When Rafael, or “Raffi,” was nine-years-old, he coined the term, “tomgirl.” The girls and boys at his school were very sports-focused, but Raffi was not one for noise and rough play. He often felt at odds with the other children in the schoolyard, so he learned to knit – an activity he could do by himself on his long bus ride home. The other kids looked at him strangely and began to tease him for having a “girl’s hobby.”
Raffi soon went home to ask his mom if there was such a thing as a “tomgirl.”
Craig Pomranz is Raffi’s godfather and first-time author of Made by Raffi, a children’s novel about the boy – who is now applying to post-secondary schools – who was teased for doing something not typically associated with young male behaviour: Knitting.
“I wrote the book to support young girls and boys who are perceived as ‘different’ because of their appearance or hobbies,” Pomranz said.

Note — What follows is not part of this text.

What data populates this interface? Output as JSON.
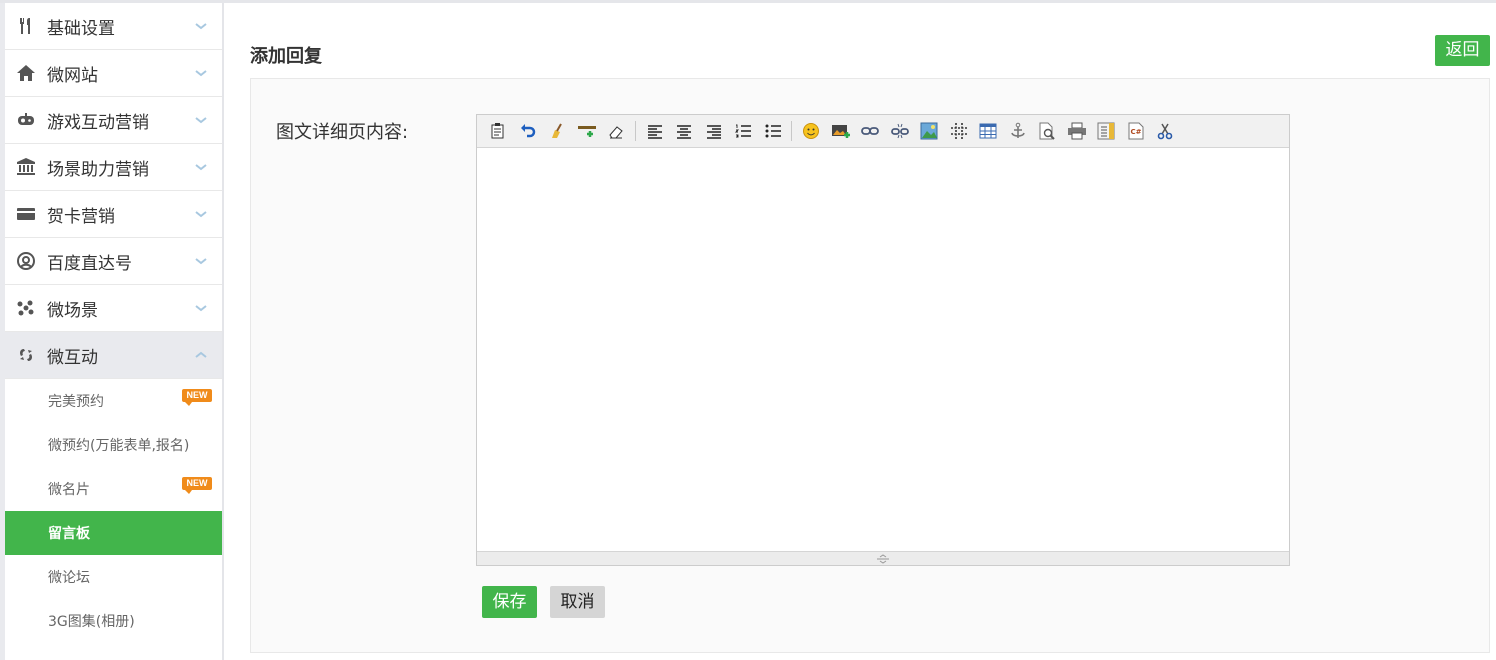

“Some parents would be distraught hearing their child feels different. Raffi’s mom was worried that he was unhappy, but did not become upset in front of him. She simply told Raffi to be himself. I think Raffi coined the word, ‘tomgirl,’ which really surprised us. But, his mom was calm and encouraging and explained that she loved him unconditionally and that he is his own very special person,” he added.
In Made by Raffi, the main character receives outstanding support from his family to continue knitting, so he begins to make things for everyone – from a birthday gift for his father to costumes for a school play.
Pomranz wants to emphasize that in the short story, Raffy is not a victim.
“In fact, his being true to himself and helps everyone to eventually respect him for who he is,” Pomranz said. “Now, he has a lot more self confidence,” he added.
Taking inspiration from his godson’s story, Pomranz also lets his own experiences with bullying and teasing shine through in his book. As a kid, Pomranz said he felt like an outsider because he liked to sing and dance and as he grew older, he worked so much.
“I learned early on how to be myself, but it was sometimes lonely,” Pomranz said.
Teasing can be a part of growing up (I have some stories), but it can also have negative impacts on a person’s self-esteem. Trying to understand how we are as individuals and accepting ourselves while trying to fit in at the same time can be very challenging.
“Are we tall enough? Do we wear the right clothing? Is my nose too big?” Pomranz asked.
“Made by Raffi is an example of embracing one’s individuality. Especially now, it is so easy to bully others on the Internet. It is also so important to talk about bullying and understand the consequences of the behaviour,” he added.
Pomranz identified why it’s so important to bring awareness to the struggles young boys may experience about their identities: So much is lost when boys are encouraged to be tough and avoid untraditional activities.
“How many great artists, writers, dancers have never been encouraged to reach their potential? The human cost is great — little boys who don’t care so much about sports or hide their hobbies live in shame and think something is wrong with them, as Raffi did,” Pomranz said.
“There is also misogyny built into the system. A tomboy is perceived as assertive, athletic, strong and when she is young, even celebrated. Girls want to be like boys, but no boy would want to be like a girl. Unacceptable! I think all boys and girls struggle with identity, and adults do too, as they try to conform unnecessarily,” he added.
Pomranz wants Made by Raffi to be a light-hearted way for parents and teachers to start a serious conversation. First, he encourages others to find strategies to fight peer pressure and second, to remember kindness and compassion when facing someone who is “othered.”
“You have to start young with this message. It is a habit best inculcated at an early age,” Pomranz said.